"""
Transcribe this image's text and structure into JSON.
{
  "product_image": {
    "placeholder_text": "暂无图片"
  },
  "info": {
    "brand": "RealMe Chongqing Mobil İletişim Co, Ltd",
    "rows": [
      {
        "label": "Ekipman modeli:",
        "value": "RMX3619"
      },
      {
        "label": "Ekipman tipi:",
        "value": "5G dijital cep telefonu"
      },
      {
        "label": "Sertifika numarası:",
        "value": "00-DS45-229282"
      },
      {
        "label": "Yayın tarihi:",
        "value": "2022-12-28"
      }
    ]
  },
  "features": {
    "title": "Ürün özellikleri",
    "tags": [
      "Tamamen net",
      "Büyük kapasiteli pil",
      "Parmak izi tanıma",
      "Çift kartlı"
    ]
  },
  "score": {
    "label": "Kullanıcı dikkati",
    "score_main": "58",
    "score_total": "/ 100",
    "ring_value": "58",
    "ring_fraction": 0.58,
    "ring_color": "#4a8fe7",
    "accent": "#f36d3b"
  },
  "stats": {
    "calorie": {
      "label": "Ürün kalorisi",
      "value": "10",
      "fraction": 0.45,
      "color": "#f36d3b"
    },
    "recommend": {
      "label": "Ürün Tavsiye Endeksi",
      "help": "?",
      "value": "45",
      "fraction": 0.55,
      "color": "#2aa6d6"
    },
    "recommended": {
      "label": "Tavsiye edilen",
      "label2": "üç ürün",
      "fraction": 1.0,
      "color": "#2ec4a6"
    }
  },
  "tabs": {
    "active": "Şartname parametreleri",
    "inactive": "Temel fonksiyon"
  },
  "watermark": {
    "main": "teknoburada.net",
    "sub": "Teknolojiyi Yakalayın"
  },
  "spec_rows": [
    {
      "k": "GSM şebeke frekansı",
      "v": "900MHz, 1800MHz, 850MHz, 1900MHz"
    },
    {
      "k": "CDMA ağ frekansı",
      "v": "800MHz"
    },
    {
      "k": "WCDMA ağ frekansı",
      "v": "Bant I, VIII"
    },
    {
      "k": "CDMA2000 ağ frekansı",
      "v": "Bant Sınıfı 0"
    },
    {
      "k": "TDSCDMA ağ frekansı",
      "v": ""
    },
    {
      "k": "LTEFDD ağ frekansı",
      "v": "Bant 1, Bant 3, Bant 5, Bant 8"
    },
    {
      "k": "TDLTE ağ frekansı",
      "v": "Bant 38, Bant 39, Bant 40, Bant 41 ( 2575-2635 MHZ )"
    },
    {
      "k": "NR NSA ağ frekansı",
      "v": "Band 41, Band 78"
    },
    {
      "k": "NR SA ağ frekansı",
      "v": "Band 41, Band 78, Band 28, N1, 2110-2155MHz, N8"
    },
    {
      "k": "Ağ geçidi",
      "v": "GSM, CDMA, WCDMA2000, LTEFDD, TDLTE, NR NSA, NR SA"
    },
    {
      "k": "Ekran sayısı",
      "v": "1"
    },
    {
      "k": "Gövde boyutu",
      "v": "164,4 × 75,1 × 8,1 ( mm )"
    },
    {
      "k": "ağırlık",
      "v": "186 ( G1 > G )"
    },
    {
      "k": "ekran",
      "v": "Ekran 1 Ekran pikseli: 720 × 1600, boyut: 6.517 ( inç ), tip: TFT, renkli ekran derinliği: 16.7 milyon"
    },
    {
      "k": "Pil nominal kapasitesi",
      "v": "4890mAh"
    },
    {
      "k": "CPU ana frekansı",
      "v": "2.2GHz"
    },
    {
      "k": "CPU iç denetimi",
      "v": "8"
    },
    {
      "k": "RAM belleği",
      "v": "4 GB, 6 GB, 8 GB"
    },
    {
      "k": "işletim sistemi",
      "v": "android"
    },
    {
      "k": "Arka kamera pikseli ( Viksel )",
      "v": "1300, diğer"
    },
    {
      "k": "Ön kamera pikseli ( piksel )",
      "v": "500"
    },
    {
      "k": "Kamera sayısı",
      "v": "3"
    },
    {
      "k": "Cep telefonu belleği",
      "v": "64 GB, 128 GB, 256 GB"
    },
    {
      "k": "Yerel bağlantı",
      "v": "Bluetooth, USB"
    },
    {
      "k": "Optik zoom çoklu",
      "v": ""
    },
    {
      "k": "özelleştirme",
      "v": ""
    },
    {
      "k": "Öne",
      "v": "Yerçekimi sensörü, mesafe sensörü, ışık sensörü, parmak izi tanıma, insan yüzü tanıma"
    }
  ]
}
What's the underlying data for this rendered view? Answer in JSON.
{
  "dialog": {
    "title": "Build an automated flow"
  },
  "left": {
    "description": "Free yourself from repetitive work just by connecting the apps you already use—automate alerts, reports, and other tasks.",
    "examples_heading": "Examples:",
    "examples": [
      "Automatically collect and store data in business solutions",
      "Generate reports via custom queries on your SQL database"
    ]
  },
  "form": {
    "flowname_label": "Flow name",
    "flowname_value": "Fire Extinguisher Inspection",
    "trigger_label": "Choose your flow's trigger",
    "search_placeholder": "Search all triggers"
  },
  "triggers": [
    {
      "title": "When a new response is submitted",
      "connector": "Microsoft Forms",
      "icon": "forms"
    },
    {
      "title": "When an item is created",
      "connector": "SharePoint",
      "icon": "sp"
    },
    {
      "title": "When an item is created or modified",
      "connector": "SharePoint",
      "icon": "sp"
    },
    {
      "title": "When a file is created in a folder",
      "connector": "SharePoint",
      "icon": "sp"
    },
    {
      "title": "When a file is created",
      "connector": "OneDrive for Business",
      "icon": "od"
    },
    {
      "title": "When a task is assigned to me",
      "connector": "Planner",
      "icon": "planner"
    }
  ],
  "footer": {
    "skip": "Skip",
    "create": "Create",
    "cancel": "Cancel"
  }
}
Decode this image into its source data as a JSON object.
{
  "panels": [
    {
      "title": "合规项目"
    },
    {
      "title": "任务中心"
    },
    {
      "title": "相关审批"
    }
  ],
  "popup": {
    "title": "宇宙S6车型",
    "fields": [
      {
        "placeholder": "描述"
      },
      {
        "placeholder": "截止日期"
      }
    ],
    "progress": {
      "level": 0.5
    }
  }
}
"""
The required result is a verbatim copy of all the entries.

Transcribe this image's text and structure into JSON.
{
  "product_image": {
    "placeholder_text": "暂无图片"
  },
  "info": {
    "brand": "RealMe Chongqing Mobil İletişim Co, Ltd",
    "rows": [
      {
        "label": "Ekipman modeli:",
        "value": "RMX3619"
      },
      {
        "label": "Ekipman tipi:",
        "value": "5G dijital cep telefonu"
      },
      {
        "label": "Sertifika numarası:",
        "value": "00-DS45-229282"
      },
      {
        "label": "Yayın tarihi:",
        "value": "2022-12-28"
      }
    ]
  },
  "features": {
    "title": "Ürün özellikleri",
    "tags": [
      "Tamamen net",
      "Büyük kapasiteli pil",
      "Parmak izi tanıma",
      "Çift kartlı"
    ]
  },
  "score": {
    "label": "Kullanıcı dikkati",
    "score_main": "58",
    "score_total": "/ 100",
    "ring_value": "58",
    "ring_fraction": 0.58,
    "ring_color": "#4a8fe7",
    "accent": "#f36d3b"
  },
  "stats": {
    "calorie": {
      "label": "Ürün kalorisi",
      "value": "10",
      "fraction": 0.45,
      "color": "#f36d3b"
    },
    "recommend": {
      "label": "Ürün Tavsiye Endeksi",
      "help": "?",
      "value": "45",
      "fraction": 0.55,
      "color": "#2aa6d6"
    },
    "recommended": {
      "label": "Tavsiye edilen",
      "label2": "üç ürün",
      "fraction": 1.0,
      "color": "#2ec4a6"
    }
  },
  "tabs": {
    "active": "Şartname parametreleri",
    "inactive": "Temel fonksiyon"
  },
  "watermark": {
    "main": "teknoburada.net",
    "sub": "Teknolojiyi Yakalayın"
  },
  "spec_rows": [
    {
      "k": "GSM şebeke frekansı",
      "v": "900MHz, 1800MHz, 850MHz, 1900MHz"
    },
    {
      "k": "CDMA ağ frekansı",
      "v": "800MHz"
    },
    {
      "k": "WCDMA ağ frekansı",
      "v": "Bant I, VIII"
    },
    {
      "k": "CDMA2000 ağ frekansı",
      "v": "Bant Sınıfı 0"
    },
    {
      "k": "TDSCDMA ağ frekansı",
      "v": ""
    },
    {
      "k": "LTEFDD ağ frekansı",
      "v": "Bant 1, Bant 3, Bant 5, Bant 8"
    },
    {
      "k": "TDLTE ağ frekansı",
      "v": "Bant 38, Bant 39, Bant 40, Bant 41 ( 2575-2635 MHZ )"
    },
    {
      "k": "NR NSA ağ frekansı",
      "v": "Band 41, Band 78"
    },
    {
      "k": "NR SA ağ frekansı",
      "v": "Band 41, Band 78, Band 28, N1, 2110-2155MHz, N8"
    },
    {
      "k": "Ağ geçidi",
      "v": "GSM, CDMA, WCDMA2000, LTEFDD, TDLTE, NR NSA, NR SA"
    },
    {
      "k": "Ekran sayısı",
      "v": "1"
    },
    {
      "k": "Gövde boyutu",
      "v": "164,4 × 75,1 × 8,1 ( mm )"
    },
    {
      "k": "ağırlık",
      "v": "186 ( G1 > G )"
    },
    {
      "k": "ekran",
      "v": "Ekran 1 Ekran pikseli: 720 × 1600, boyut: 6.517 ( inç ), tip: TFT, renkli ekran derinliği: 16.7 milyon"
    },
    {
      "k": "Pil nominal kapasitesi",
      "v": "4890mAh"
    },
    {
      "k": "CPU ana frekansı",
      "v": "2.2GHz"
    },
    {
      "k": "CPU iç denetimi",
      "v": "8"
    },
    {
      "k": "RAM belleği",
      "v": "4 GB, 6 GB, 8 GB"
    },
    {
      "k": "işletim sistemi",
      "v": "android"
    },
    {
      "k": "Arka kamera pikseli ( Viksel )",
      "v": "1300, diğer"
    },
    {
      "k": "Ön kamera pikseli ( piksel )",
      "v": "500"
    },
    {
      "k": "Kamera sayısı",
      "v": "3"
    },
    {
      "k": "Cep telefonu belleği",
      "v": "64 GB, 128 GB, 256 GB"
    },
    {
      "k": "Yerel bağlantı",
      "v": "Bluetooth, USB"
    },
    {
      "k": "Optik zoom çoklu",
      "v": ""
    },
    {
      "k": "özelleştirme",
      "v": ""
    },
    {
      "k": "Öne",
      "v": "Yerçekimi sensörü, mesafe sensörü, ışık sensörü, parmak izi tanıma, insan yüzü tanıma"
    }
  ]
}
What's the underlying data for this rendered view? Answer in JSON.
{
  "dialog": {
    "title": "Build an automated flow"
  },
  "left": {
    "description": "Free yourself from repetitive work just by connecting the apps you already use—automate alerts, reports, and other tasks.",
    "examples_heading": "Examples:",
    "examples": [
      "Automatically collect and store data in business solutions",
      "Generate reports via custom queries on your SQL database"
    ]
  },
  "form": {
    "flowname_label": "Flow name",
    "flowname_value": "Fire Extinguisher Inspection",
    "trigger_label": "Choose your flow's trigger",
    "search_placeholder": "Search all triggers"
  },
  "triggers": [
    {
      "title": "When a new response is submitted",
      "connector": "Microsoft Forms",
      "icon": "forms"
    },
    {
      "title": "When an item is created",
      "connector": "SharePoint",
      "icon": "sp"
    },
    {
      "title": "When an item is created or modified",
      "connector": "SharePoint",
      "icon": "sp"
    },
    {
      "title": "When a file is created in a folder",
      "connector": "SharePoint",
      "icon": "sp"
    },
    {
      "title": "When a file is created",
      "connector": "OneDrive for Business",
      "icon": "od"
    },
    {
      "title": "When a task is assigned to me",
      "connector": "Planner",
      "icon": "planner"
    }
  ],
  "footer": {
    "skip": "Skip",
    "create": "Create",
    "cancel": "Cancel"
  }
}
Decode this image into its source data as a JSON object.
{
  "panels": [
    {
      "title": "合规项目"
    },
    {
      "title": "任务中心"
    },
    {
      "title": "相关审批"
    }
  ],
  "popup": {
    "title": "宇宙S6车型",
    "fields": [
      {
        "placeholder": "描述"
      },
      {
        "placeholder": "截止日期"
      }
    ],
    "progress": {
      "level": 0.5
    }
  }
}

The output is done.